The bias and any required control signals are brought into the module by edge contacts on the module carrier. The DC and control is carried inside the package by hermetic metal vias, and then routed to the amplifier chip by traces. The connection between the DC contacts on the module carrier and the MLWB is made by an elastomeric connector that is held in a pocket defined by the ceramic substrate, the module carrier and the cut out in the module honeycomb. An elastomeric for each module is dropped into the pocket during assembly. The MLWB is placed on the module honeycomb and then the pressure plate and waveguide honeycomb are bolted on. The MLWB compresses the elastomerics and thus makes the connection between the module and the MLWB by embedded wires in the elastomeric.

FIG. 5 shows a side cross sectional view on the module after it has been assembled into the distributed amplifier. The compressed elastomeric is shown in its pocket. The ceramic substrate is shown extending into the waveguide, butting against the dielectric waveguide element. The module is held in the module honeycomb with a module retainer. The retainer keeps the module from rattling and also assures good thermal contact between the module carrier and the module honeycomb.

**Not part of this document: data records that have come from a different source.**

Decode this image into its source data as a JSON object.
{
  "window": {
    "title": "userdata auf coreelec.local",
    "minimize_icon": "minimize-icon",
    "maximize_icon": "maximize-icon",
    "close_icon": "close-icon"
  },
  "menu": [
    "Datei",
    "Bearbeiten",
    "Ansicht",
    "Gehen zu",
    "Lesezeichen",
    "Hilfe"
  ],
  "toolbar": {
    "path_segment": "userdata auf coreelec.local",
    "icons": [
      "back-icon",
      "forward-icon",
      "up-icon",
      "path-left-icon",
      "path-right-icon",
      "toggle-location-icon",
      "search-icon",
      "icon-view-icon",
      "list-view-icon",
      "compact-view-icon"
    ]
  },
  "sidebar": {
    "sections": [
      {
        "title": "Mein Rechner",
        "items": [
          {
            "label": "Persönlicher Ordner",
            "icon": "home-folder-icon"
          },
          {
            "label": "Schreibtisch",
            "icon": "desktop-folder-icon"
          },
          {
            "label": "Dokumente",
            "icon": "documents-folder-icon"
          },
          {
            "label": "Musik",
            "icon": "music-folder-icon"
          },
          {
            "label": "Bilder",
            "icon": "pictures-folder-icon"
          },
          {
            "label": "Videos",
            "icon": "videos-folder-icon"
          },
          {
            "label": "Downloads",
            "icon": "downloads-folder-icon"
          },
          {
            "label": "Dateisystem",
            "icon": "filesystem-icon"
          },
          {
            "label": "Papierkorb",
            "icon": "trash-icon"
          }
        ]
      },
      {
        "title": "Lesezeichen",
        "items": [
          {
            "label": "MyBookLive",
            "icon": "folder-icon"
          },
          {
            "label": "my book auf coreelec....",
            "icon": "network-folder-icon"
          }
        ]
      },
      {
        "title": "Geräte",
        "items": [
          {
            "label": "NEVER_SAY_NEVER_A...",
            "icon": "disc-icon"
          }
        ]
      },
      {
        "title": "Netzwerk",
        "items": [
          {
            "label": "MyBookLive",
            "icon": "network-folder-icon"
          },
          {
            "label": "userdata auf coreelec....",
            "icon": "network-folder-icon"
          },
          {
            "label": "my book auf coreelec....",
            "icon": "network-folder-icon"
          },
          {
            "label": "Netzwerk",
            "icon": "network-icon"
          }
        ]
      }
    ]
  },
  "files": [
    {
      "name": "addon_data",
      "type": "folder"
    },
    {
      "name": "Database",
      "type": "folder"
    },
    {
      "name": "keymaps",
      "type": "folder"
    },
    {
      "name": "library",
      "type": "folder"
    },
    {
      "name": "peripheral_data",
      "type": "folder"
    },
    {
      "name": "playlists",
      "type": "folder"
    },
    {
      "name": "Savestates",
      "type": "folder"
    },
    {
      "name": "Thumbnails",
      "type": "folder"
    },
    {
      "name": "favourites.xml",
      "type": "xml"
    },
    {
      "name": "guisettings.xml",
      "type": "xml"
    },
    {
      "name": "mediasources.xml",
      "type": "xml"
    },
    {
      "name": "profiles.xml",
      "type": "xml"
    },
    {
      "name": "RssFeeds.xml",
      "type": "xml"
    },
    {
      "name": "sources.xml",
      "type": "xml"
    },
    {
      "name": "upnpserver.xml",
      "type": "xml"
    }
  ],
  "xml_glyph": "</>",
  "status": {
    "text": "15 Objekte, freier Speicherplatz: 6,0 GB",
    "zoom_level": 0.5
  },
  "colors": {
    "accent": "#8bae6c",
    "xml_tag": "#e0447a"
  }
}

The present system concept includes configurations where the power dissipated is sufficiently low such that conduction to a heat sink would be adequate and therefore the mist-evaporative cooling apparatus would not be required. Those skilled in the art will further recognize different ways to implement a hermetic transition in and out of the package, as well as other types of combiners such as stripline, frequency permitting.


1. A microwave power amplifier comprising in combination: a plurality of phased array honeycomb amplifier cells; said plurality of phased array honeycomb amplifier cells having a plurality of integral coolant channels forming a closed loop cooling system; a distributed waveguide manifold for coupling radio frequency signals to said plurality of phased array honeycomb amplifier cells; and,

a distributed waveguide manifold coupled to said plurality of phased array honeycomb amplifier cells for combining amplified radio frequency signals from said plurality of phased array honeycomb amplifier cells; and
wherein said plurality of phased array honeycomb amplifier cells are mechanically DC connected to a DC power distribution board utilizing compressive mechanical means comprising an elastomeric connector, and where the RF signal is capacitively coupled in and out of the amplifier cells so that all RF and DC connections are made simultaneously with the mechanical assembly of the two distributed manifolds.

2. The microwave amplifier according to claim 1 wherein said elastomeric connector is held in a pocket by a ceramic substrate.

Referenced Cited

U.S. Patent Documents

4283685 August 11, 1981 MacMaster et al.
4939527 July 3, 1990 Lamberty et al.
5099254 March 24, 1992 Tsukii
5140335 August 18, 1992 Staehlin et al.
5214394 May 25, 1993 Wong
5276455 January 4, 1994 Fitzsimmons et al.
5327152 July 5, 1994 Kruger et al.

Other references

  • George W. Fitzsimmons et al. "A Connectorless Module for an EHF Phased-Array Antenna", Jan. 1994, pp. 114-126, Microwave Journal.

Patent History

Patent number: 5663683
Type: Grant
Filed: Dec 18, 1995
Date of Patent: Sep 2, 1997
Assignee: The Boeing Company (Seattle, WA)
Inventor: Jay H. McCandless (Issaquah, WA)
Primary Examiner: James B. Mullins
Attorney: Conrad O. Gardner
Application Number: 8/574,008